The lines to copy are those with "累计投票" in them. Pull each one from the entries below.

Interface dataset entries
------------------------------------------------

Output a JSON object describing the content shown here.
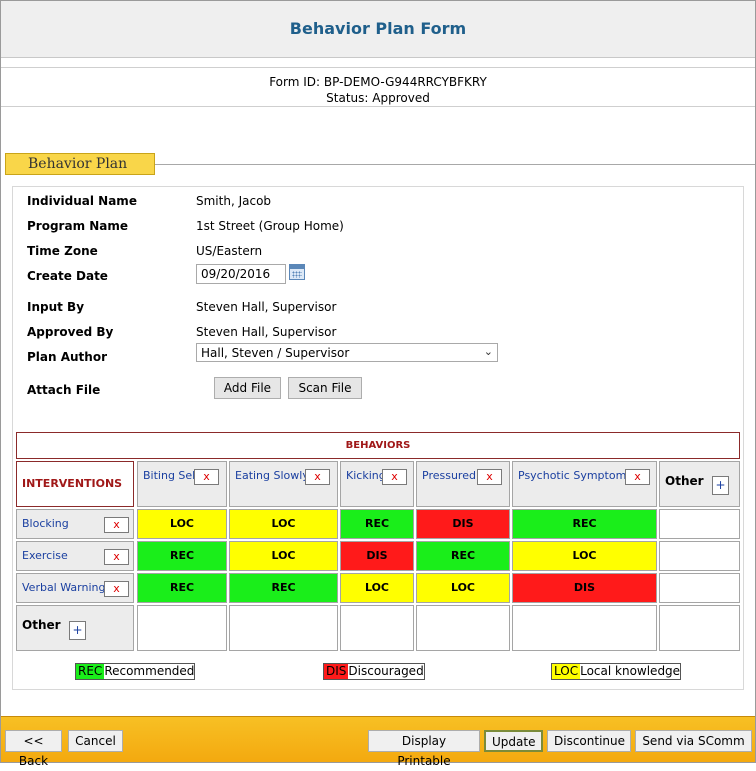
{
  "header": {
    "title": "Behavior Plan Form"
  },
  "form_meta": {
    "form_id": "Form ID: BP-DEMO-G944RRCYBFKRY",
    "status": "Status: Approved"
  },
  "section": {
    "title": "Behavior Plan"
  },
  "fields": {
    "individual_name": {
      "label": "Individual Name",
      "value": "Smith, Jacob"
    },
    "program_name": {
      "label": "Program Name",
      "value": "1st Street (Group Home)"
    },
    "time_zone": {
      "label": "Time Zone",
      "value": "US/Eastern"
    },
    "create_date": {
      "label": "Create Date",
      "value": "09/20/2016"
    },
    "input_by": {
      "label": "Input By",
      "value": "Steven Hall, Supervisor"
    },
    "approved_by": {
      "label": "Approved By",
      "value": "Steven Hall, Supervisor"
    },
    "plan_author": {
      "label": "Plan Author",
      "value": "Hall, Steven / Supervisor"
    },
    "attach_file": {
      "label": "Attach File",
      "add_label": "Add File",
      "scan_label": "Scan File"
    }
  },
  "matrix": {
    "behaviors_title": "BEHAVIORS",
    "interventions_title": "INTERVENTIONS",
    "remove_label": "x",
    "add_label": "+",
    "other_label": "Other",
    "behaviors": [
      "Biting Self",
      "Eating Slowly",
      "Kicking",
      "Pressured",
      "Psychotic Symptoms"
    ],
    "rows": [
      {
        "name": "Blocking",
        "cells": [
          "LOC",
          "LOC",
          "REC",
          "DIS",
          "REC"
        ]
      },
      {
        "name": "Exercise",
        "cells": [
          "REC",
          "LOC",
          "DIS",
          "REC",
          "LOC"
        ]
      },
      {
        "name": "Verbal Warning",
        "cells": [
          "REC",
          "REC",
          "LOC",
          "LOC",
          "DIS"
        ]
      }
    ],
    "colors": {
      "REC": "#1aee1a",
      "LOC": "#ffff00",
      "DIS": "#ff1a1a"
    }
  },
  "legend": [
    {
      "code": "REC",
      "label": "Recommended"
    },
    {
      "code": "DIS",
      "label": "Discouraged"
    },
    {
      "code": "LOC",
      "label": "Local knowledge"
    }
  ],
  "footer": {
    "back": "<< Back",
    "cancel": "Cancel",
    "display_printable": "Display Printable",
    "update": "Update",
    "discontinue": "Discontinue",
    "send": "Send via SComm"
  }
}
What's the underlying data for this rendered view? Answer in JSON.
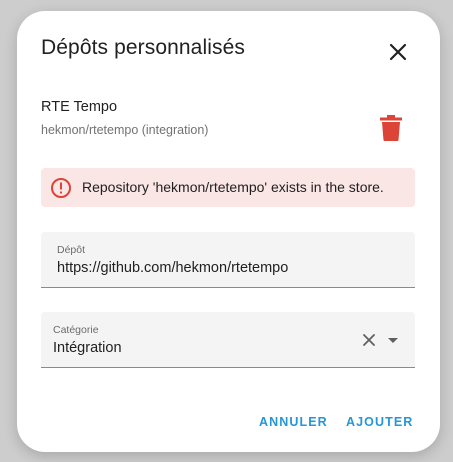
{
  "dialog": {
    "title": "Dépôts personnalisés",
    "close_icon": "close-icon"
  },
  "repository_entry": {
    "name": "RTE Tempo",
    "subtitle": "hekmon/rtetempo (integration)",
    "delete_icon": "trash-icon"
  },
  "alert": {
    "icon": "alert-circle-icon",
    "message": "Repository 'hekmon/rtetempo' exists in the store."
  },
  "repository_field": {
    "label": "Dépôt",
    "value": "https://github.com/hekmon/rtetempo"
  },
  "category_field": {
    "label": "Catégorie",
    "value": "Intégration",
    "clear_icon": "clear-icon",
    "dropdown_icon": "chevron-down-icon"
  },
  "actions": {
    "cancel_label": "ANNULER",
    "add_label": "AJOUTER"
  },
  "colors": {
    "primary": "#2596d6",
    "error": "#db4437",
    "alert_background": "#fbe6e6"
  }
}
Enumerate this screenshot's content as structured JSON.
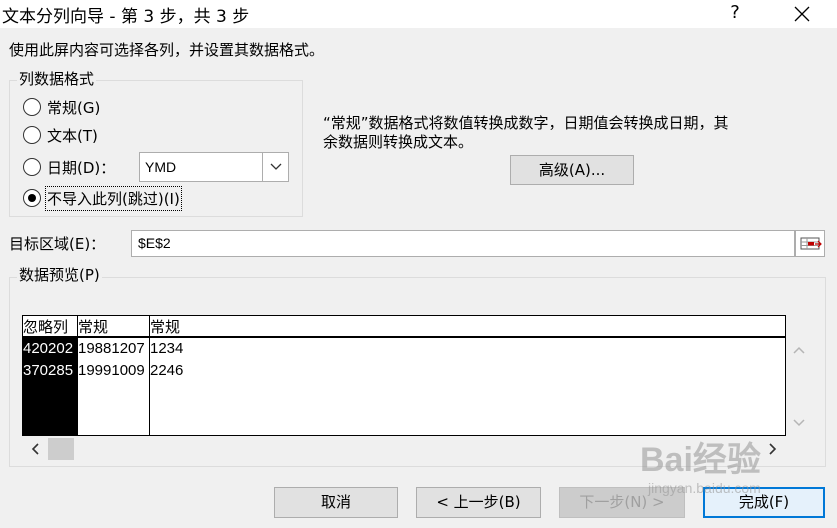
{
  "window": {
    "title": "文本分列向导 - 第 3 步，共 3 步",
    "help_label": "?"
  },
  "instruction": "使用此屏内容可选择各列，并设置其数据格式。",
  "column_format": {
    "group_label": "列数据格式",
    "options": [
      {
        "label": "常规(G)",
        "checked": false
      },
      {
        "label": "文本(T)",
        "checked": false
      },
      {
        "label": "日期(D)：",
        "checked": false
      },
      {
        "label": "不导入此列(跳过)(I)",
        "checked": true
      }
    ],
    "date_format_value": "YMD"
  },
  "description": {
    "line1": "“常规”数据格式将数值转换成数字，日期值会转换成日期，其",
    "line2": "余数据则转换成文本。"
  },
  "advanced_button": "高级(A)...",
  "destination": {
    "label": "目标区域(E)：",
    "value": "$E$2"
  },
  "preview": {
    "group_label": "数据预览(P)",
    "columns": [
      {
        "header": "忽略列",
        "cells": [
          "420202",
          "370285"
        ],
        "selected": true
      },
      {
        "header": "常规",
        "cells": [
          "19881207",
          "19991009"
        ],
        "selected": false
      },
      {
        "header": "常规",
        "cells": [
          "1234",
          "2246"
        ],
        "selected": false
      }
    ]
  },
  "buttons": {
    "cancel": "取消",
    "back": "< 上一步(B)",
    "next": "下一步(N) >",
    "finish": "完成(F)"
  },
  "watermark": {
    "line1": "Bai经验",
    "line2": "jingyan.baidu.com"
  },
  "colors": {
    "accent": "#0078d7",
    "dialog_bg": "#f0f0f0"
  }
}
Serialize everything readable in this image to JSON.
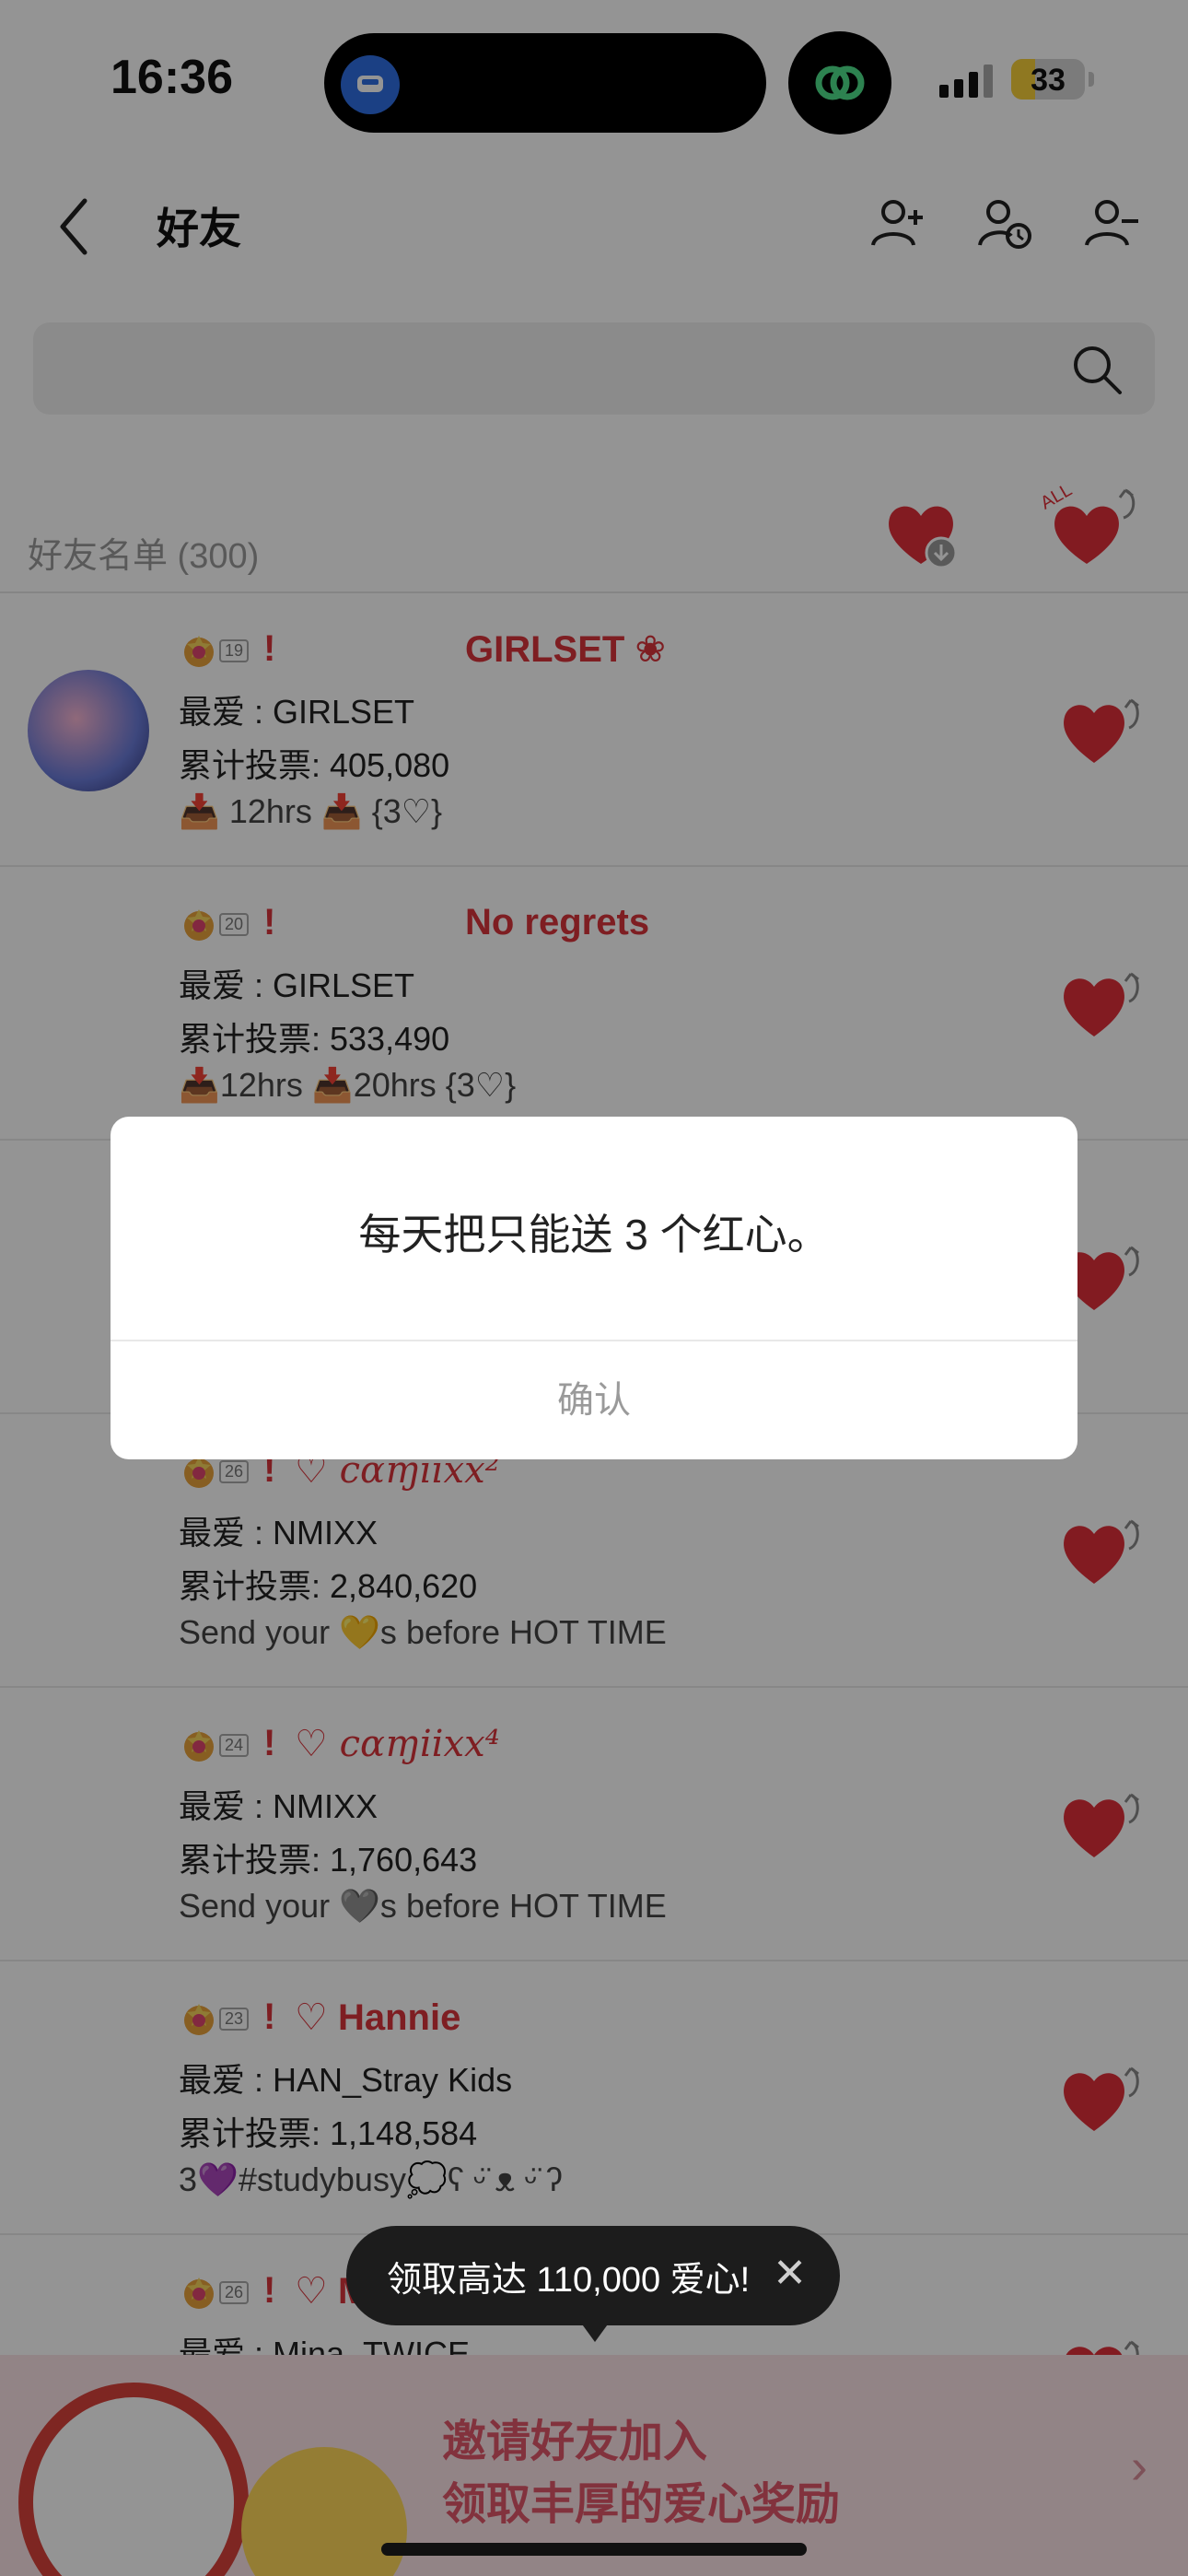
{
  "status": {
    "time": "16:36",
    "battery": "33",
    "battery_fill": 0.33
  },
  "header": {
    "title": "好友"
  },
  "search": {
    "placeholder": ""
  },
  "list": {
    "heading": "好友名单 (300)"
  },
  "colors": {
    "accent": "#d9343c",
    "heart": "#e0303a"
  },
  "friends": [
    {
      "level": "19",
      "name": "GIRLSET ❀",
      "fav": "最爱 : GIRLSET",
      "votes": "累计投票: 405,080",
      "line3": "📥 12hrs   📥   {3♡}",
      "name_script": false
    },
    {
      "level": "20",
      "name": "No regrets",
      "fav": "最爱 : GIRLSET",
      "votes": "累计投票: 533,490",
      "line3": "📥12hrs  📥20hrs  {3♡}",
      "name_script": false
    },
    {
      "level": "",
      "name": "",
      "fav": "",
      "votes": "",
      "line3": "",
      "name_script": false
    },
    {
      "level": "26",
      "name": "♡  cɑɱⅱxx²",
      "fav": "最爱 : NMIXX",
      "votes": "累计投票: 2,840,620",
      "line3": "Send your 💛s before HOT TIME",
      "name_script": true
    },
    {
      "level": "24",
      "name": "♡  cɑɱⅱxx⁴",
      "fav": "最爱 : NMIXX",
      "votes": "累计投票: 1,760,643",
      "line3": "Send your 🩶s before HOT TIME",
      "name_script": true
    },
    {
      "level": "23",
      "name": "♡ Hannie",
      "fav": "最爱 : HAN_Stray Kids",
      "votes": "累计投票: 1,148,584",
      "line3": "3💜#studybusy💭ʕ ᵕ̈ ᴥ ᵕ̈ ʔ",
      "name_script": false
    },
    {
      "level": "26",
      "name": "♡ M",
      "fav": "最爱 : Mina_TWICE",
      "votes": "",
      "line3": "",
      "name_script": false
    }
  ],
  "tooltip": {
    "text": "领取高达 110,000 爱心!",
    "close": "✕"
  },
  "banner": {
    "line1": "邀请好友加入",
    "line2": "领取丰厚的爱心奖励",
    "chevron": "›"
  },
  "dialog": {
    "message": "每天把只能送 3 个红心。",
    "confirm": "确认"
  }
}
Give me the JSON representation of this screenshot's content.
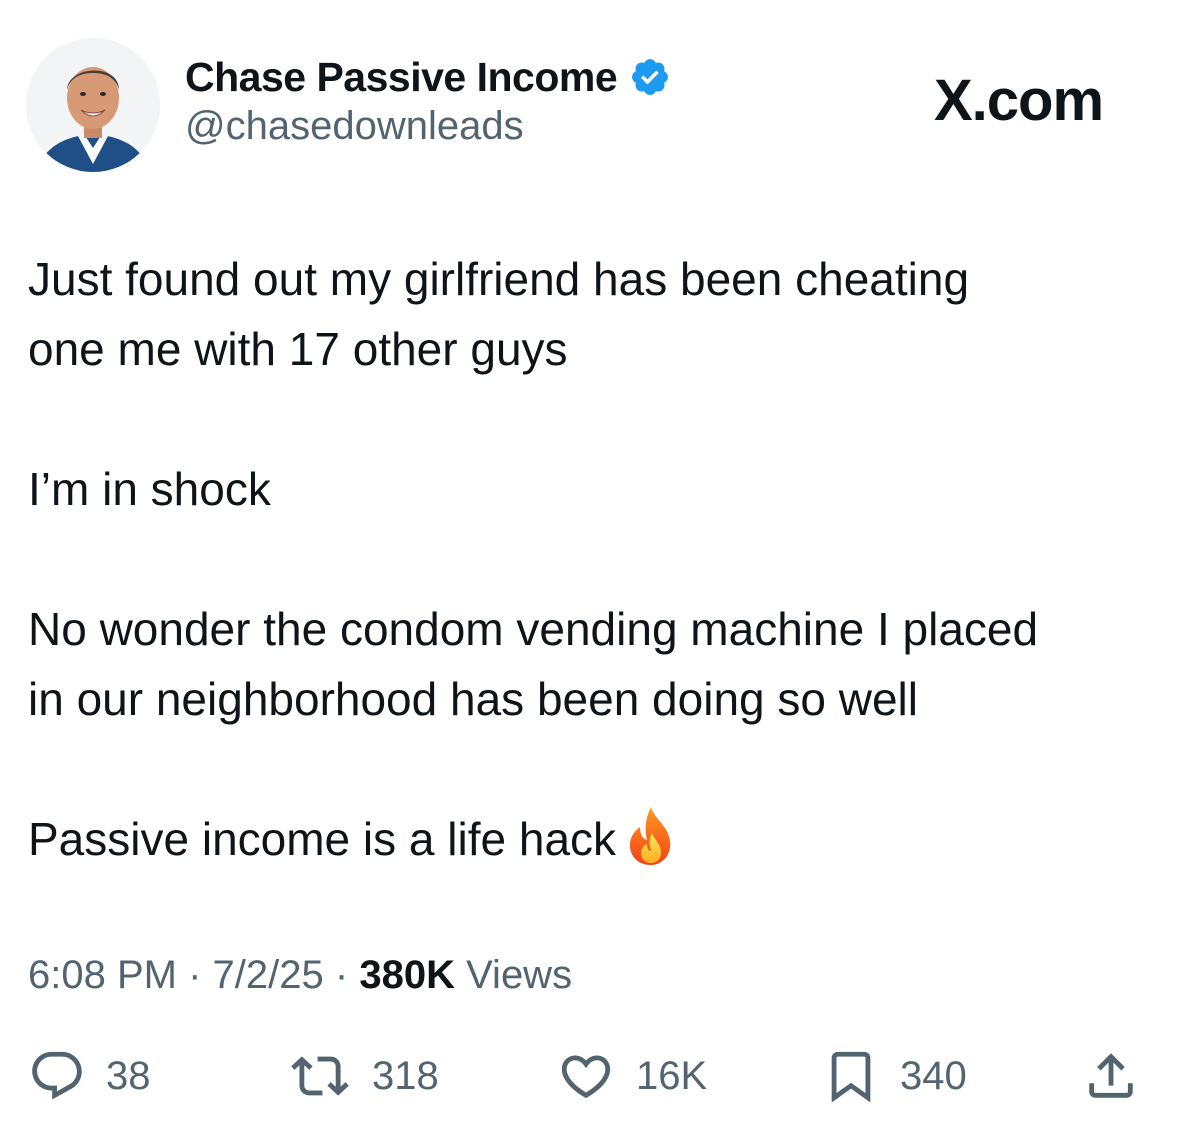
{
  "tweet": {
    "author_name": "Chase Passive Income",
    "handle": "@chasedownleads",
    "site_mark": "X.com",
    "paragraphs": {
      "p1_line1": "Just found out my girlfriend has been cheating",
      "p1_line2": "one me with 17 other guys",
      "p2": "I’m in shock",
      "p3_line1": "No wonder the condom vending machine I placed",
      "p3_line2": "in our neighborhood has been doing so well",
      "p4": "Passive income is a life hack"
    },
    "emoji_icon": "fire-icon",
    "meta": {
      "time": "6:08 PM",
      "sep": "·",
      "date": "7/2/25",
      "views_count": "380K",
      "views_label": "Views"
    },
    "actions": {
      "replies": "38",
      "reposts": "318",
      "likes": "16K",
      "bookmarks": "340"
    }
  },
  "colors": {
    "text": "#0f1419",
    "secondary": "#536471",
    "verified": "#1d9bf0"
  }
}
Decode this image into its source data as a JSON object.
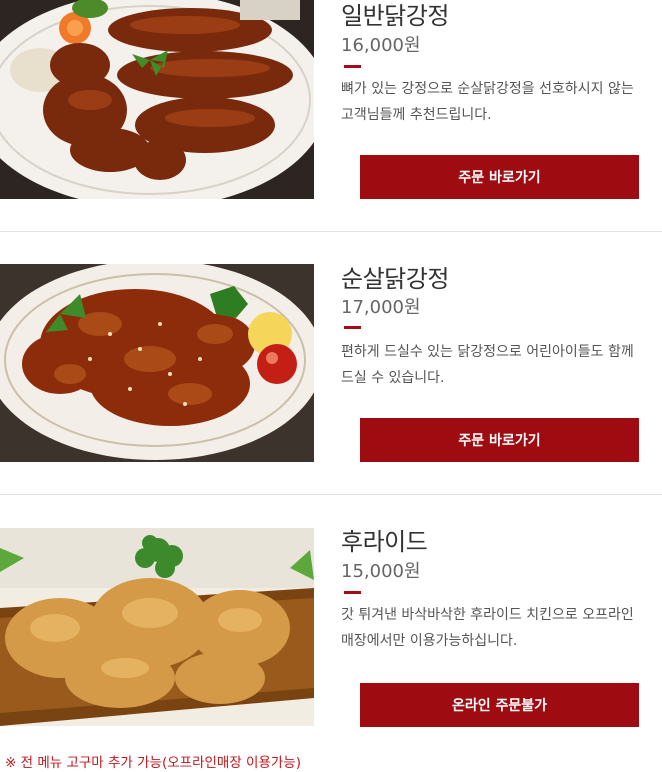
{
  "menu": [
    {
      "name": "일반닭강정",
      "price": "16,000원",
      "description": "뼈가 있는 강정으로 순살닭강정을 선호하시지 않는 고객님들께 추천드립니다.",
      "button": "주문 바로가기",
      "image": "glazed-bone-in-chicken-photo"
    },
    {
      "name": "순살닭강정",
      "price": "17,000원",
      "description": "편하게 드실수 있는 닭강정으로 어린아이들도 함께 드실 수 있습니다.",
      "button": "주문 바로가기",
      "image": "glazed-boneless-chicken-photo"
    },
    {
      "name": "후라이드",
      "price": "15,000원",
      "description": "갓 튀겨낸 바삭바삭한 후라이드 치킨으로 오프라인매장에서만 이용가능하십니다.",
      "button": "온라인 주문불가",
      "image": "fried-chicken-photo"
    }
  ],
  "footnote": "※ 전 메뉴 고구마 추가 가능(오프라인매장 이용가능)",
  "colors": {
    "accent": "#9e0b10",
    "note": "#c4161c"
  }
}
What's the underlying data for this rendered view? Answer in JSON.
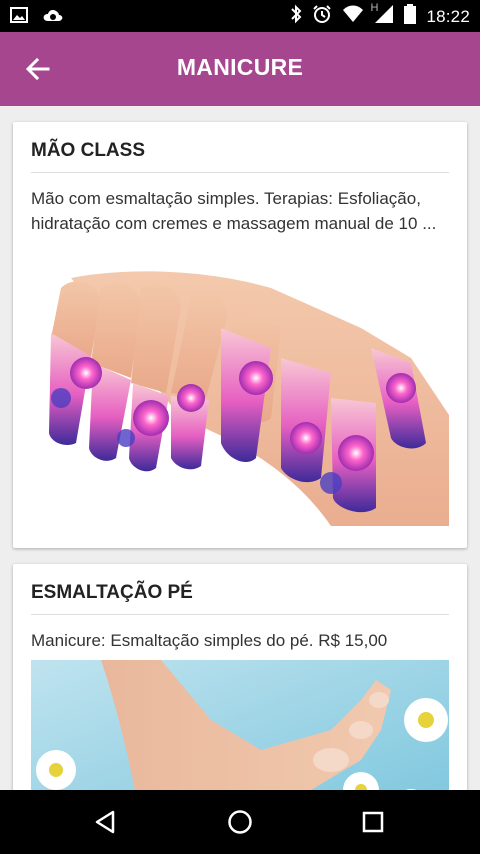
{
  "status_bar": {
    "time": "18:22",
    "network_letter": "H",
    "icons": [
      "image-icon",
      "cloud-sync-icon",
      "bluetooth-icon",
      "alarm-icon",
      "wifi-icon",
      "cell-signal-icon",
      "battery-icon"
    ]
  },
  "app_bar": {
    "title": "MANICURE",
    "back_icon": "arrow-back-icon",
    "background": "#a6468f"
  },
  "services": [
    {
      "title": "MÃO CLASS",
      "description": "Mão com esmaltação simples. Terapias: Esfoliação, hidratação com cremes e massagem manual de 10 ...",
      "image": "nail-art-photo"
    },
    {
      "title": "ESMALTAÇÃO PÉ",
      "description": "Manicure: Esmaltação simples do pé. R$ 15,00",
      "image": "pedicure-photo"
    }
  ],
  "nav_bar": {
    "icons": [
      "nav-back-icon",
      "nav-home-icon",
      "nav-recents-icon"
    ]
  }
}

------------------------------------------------

_Result of the exercise_
      "votes": "累计投票: 405,080",
      "votes": "累计投票: 533,490",
      "votes": "累计投票: 2,840,620",
      "votes": "累计投票: 1,760,643",
      "votes": "累计投票: 1,148,584",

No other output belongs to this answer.